Russell reminds us that Auerbach was also a calm man who dealt with players in a way that is not so different from how Phil Jackson treats his players. That comparison -- unlikely as it may seem, given the cliched image of Jackson as laid back Zen Master -- has been made before, but I'm not sure its ever been spelled out as completely as it is in Russell's book. According to Russell, Auerbach gave his players wide authority to suggest new wrinkles on the team's famous six plays or change strategies during a game. He never screamed at the team after losses, because he knew the players were already down and that his words wouldn't sink in. There are echoes of this in Jackson's book "The Last Season," in which he writes about the importance of players proposing strategic adjustments and not over-practicing or hurting a player's self-esteem.

In the twelfth game of his rookie season, Russell became enraged because Auerbach had Bob Cousy and Bill Sharman trying to post up on offense while Russell stood around, out of position. Auerbach called timeout, and as the other players stood around the coach, Russell sat on the bench, disgusted. Auerbach asked Russell why he wasn't in the huddle. "Everybody else is playing center tonight," Russell recalls complaining. "I don't need to be in the huddle to know how to get out of their way."

This was a rookie talking back to Red Auerbach, though Russell was an outstanding rookie and Auerbach hadn't won an NBA title yet. But still. A rookie can't talk to a coach that way in his twelfth career game. Auerbach thought for a few seconds and then said, "Okay, nobody plays center but Russell." For Russell, a man who disliked authority figures to that point, it showed Auerbach was willing to listen -- and that he would coach to win, not to feed anyone's ego, including his own. It was the same reason why Auerbach didn't try to change Russell's then-revolutionary shot-blocking game when some of his other coaches had urged him to stay on the ground on defense. The shot-blocking worked, and Auerbach understood that.
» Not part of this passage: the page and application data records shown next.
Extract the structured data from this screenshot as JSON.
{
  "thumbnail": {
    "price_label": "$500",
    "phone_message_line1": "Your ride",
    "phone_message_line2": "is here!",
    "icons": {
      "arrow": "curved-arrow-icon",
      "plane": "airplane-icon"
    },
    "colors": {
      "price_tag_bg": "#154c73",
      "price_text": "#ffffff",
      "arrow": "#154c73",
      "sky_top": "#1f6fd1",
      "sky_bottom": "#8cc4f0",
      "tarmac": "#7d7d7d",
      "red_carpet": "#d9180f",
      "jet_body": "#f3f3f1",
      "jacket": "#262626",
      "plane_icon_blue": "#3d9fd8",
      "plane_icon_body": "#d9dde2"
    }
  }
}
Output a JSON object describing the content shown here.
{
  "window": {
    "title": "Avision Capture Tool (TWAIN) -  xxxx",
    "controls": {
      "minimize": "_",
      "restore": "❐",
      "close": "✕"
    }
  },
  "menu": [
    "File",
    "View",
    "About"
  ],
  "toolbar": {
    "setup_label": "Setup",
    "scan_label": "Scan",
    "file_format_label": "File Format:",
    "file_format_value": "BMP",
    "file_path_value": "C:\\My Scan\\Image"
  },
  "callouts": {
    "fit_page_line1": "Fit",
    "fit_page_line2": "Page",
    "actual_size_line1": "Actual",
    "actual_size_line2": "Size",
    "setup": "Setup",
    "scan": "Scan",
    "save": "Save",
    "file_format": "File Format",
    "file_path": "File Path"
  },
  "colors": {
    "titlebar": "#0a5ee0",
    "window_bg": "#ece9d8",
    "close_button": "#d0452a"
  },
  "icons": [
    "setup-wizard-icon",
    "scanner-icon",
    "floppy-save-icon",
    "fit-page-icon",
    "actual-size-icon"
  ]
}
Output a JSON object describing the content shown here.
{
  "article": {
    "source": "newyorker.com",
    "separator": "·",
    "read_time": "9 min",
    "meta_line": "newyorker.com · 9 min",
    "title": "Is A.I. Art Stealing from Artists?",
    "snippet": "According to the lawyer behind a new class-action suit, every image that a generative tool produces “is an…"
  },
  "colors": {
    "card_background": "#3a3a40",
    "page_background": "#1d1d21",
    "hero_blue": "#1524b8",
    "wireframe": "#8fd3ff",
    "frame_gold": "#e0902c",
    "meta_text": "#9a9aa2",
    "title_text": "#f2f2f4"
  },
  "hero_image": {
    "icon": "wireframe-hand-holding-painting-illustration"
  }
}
Russell admits that he was too stubborn -- and perhaps too suspicious of white authorities as a relatively radical young black man -- to have gotten along with Auerbach had the coach been an unreasonable tyrant.
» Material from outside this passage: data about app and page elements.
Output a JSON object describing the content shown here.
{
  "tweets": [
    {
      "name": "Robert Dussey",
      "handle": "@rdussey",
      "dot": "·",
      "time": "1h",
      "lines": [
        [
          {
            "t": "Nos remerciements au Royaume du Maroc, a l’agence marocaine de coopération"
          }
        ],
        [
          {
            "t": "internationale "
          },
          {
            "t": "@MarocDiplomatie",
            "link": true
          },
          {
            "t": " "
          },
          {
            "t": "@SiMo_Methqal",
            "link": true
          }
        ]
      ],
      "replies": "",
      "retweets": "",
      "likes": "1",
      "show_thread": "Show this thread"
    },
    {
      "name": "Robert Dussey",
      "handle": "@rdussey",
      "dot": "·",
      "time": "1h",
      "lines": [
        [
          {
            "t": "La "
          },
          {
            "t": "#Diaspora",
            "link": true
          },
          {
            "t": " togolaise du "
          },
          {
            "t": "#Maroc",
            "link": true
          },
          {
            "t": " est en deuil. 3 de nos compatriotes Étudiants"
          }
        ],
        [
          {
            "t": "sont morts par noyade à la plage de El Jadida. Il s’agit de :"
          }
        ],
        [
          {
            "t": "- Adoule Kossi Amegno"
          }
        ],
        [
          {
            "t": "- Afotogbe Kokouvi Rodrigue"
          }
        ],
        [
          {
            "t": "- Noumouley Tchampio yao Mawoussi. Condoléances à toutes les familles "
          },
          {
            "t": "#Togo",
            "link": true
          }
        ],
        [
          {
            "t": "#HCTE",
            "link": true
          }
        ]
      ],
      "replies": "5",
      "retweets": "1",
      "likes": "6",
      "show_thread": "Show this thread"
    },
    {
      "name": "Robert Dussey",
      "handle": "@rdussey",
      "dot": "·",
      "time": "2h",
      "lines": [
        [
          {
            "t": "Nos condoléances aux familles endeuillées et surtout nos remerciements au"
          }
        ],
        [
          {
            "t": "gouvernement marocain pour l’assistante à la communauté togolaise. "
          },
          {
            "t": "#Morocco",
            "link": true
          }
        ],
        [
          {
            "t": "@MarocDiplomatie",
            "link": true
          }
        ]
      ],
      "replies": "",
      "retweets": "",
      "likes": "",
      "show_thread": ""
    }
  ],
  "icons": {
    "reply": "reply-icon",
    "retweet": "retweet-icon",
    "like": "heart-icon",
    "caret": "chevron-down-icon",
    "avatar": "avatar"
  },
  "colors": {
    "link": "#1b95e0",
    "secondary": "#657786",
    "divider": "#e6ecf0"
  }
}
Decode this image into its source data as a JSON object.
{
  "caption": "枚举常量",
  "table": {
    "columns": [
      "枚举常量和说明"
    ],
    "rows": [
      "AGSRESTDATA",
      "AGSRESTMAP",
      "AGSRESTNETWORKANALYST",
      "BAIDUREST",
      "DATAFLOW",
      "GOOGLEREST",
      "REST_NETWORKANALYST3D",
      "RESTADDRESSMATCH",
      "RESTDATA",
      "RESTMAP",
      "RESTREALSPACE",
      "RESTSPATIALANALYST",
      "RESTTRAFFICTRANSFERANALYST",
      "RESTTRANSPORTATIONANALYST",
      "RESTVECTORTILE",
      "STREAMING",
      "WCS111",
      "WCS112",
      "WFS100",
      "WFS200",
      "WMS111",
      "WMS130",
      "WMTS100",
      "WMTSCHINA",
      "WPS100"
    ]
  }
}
To read stories like that for 180 pages is a useful antidote to the more popular -- and just as valid--image of Auerbach. This is not a complete, unbiased biography of Red Auerbach, and it is not meant to be. That's not to say that Russell is sugar-coating. He discusses a couple of Auerbach's careless race-related remarks, such as when Auerbach assumed Russell must have known about Sam Jones, then a college player, because both men were black. And he stresses that Auerbach had no intention of being a civil rights crusader in becoming the first pro coach to start five black players in the early 1960s. They just happened to have been the best players on the team.

Even though this is familiar ground, there are some moving new tidbits here. Russell writes about how he felt sitting one seat behind (and above) Auerbach at Celtics games late in Red's life, an arrangement they preferred because they could chat without turning their heads and missing the game. "I had the sensation that my presence made him feel safe," Russell writes. "And I admit that, for that one instant, I felt that I was still protecting him, the way I always had as a player."
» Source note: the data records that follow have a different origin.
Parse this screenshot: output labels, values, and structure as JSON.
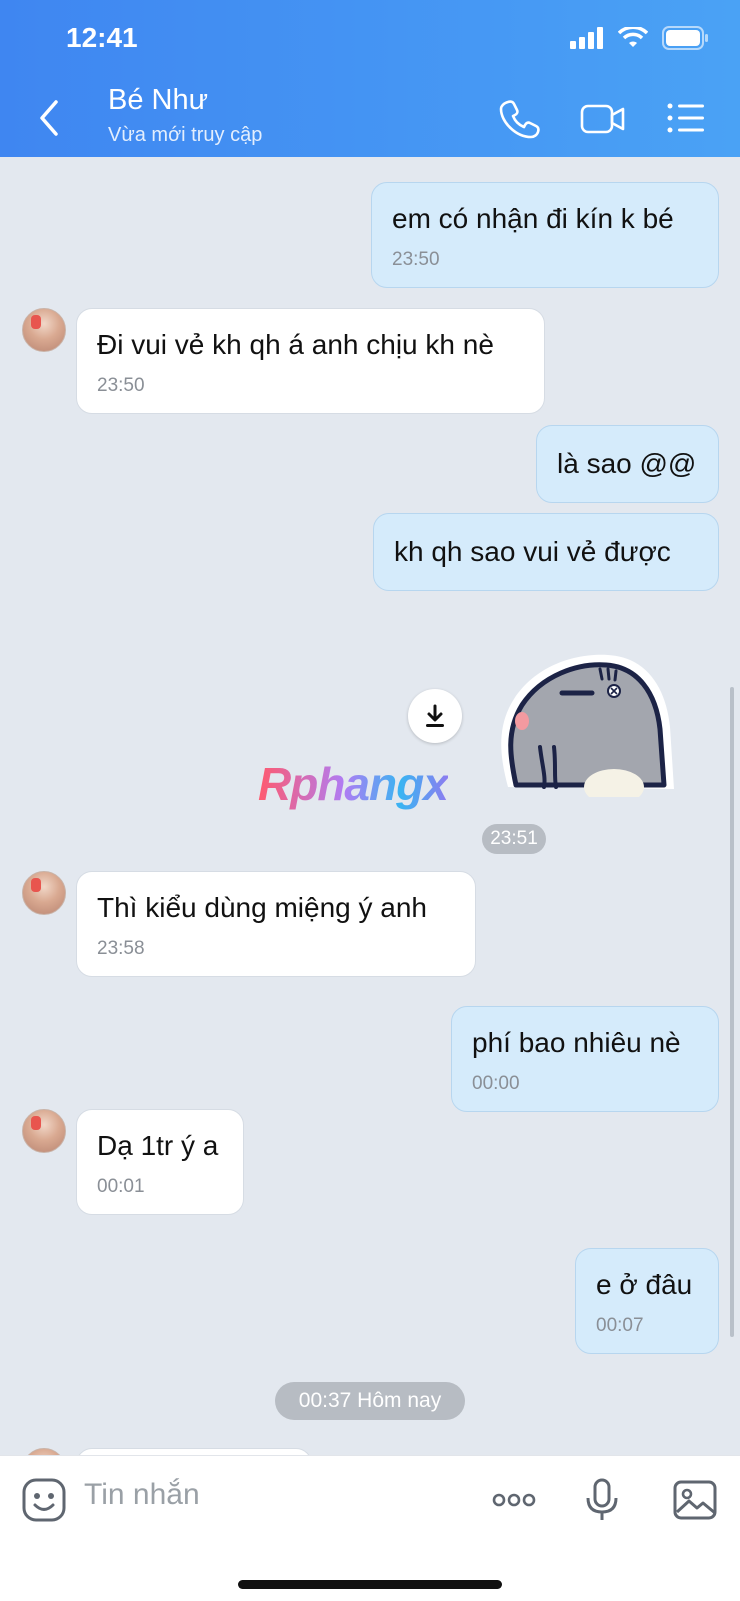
{
  "status_bar": {
    "time": "12:41"
  },
  "header": {
    "name": "Bé Như",
    "status": "Vừa mới truy cập",
    "colors": {
      "gradient_start": "#3f86f1",
      "gradient_end": "#4aa2f5"
    }
  },
  "messages": [
    {
      "from": "me",
      "text": "em có nhận đi kín k bé",
      "time": "23:50"
    },
    {
      "from": "them",
      "text": "Đi vui vẻ kh qh á anh chịu kh nè",
      "time": "23:50"
    },
    {
      "from": "me",
      "text": "là sao @@",
      "time": ""
    },
    {
      "from": "me",
      "text": "kh qh sao vui vẻ được",
      "time": ""
    },
    {
      "from": "me",
      "type": "sticker",
      "sticker": "grey-seal-sticker"
    },
    {
      "from": "them",
      "text": "Thì kiểu dùng miệng ý anh",
      "time": "23:58"
    },
    {
      "from": "me",
      "text": "phí bao nhiêu nè",
      "time": "00:00"
    },
    {
      "from": "them",
      "text": "Dạ 1tr ý a",
      "time": "00:01"
    },
    {
      "from": "me",
      "text": "e ở đâu",
      "time": "00:07"
    }
  ],
  "sticker_time": "23:51",
  "date_divider": "00:37 Hôm nay",
  "watermark": "Rphangx",
  "input": {
    "placeholder": "Tin nhắn"
  },
  "icons": {
    "back": "chevron-left-icon",
    "call": "phone-icon",
    "video": "video-camera-icon",
    "menu": "list-menu-icon",
    "emoji": "emoji-icon",
    "more": "more-dots-icon",
    "mic": "microphone-icon",
    "image": "image-icon",
    "download": "download-icon"
  },
  "colors": {
    "bubble_out": "#d5ebfb",
    "bubble_in": "#ffffff",
    "chat_bg": "#e3e8ef"
  }
}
That simple, evocative prose is typical of Russell's writing style. The last scenes, in which Russell describes his final conversations with Auerbach and Auerbach's funeral, are sincerely moving, and I won't ruin them by excerpting them here. But it's wonderful to see the gentle side of the two of the game's fiercest competitors.